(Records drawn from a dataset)
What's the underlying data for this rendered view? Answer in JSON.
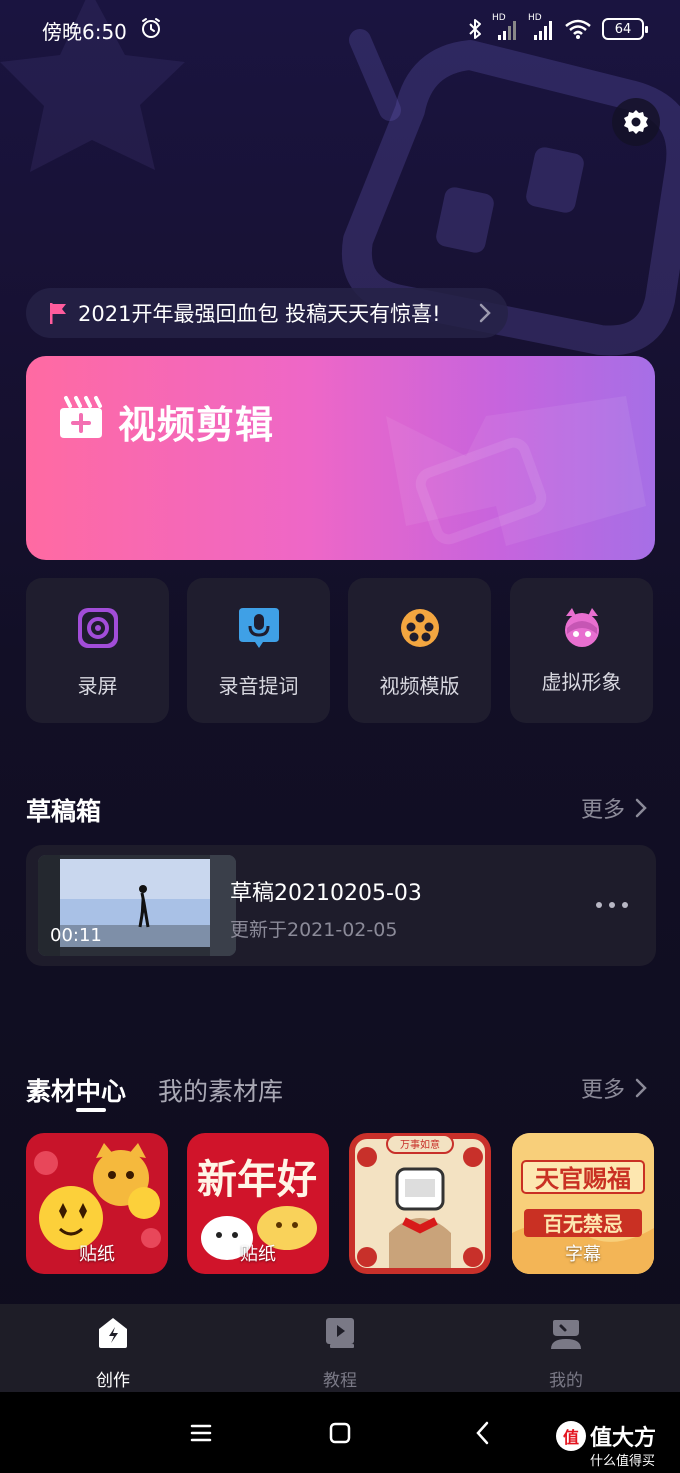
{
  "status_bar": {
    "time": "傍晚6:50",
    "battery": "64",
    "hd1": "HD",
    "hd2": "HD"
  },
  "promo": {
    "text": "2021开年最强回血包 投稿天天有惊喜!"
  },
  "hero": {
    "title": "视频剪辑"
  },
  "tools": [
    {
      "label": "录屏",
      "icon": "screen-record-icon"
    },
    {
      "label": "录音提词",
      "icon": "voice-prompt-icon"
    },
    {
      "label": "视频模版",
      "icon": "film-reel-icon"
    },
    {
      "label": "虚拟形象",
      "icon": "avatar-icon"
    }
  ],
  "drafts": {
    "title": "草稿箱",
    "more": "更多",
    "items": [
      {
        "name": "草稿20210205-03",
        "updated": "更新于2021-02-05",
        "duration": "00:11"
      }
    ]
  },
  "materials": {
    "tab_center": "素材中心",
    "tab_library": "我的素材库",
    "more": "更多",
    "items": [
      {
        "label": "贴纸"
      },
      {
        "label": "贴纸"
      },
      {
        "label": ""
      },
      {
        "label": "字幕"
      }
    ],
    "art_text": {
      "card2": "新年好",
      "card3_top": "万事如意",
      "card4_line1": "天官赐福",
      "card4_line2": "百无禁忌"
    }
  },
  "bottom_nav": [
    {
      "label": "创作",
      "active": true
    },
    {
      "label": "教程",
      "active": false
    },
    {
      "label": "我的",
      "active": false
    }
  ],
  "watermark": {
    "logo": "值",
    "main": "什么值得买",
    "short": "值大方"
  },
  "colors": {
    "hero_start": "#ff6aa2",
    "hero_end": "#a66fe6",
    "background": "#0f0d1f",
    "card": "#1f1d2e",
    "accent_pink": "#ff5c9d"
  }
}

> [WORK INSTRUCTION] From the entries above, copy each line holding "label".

> [PROBLEM SOLUTION]
      "label": "录屏",
      "label": "录音提词",
      "label": "视频模版",
      "label": "虚拟形象",
        "label": "贴纸"
        "label": "贴纸"
        "label": ""
        "label": "字幕"
      "label": "创作",
      "label": "教程",
      "label": "我的",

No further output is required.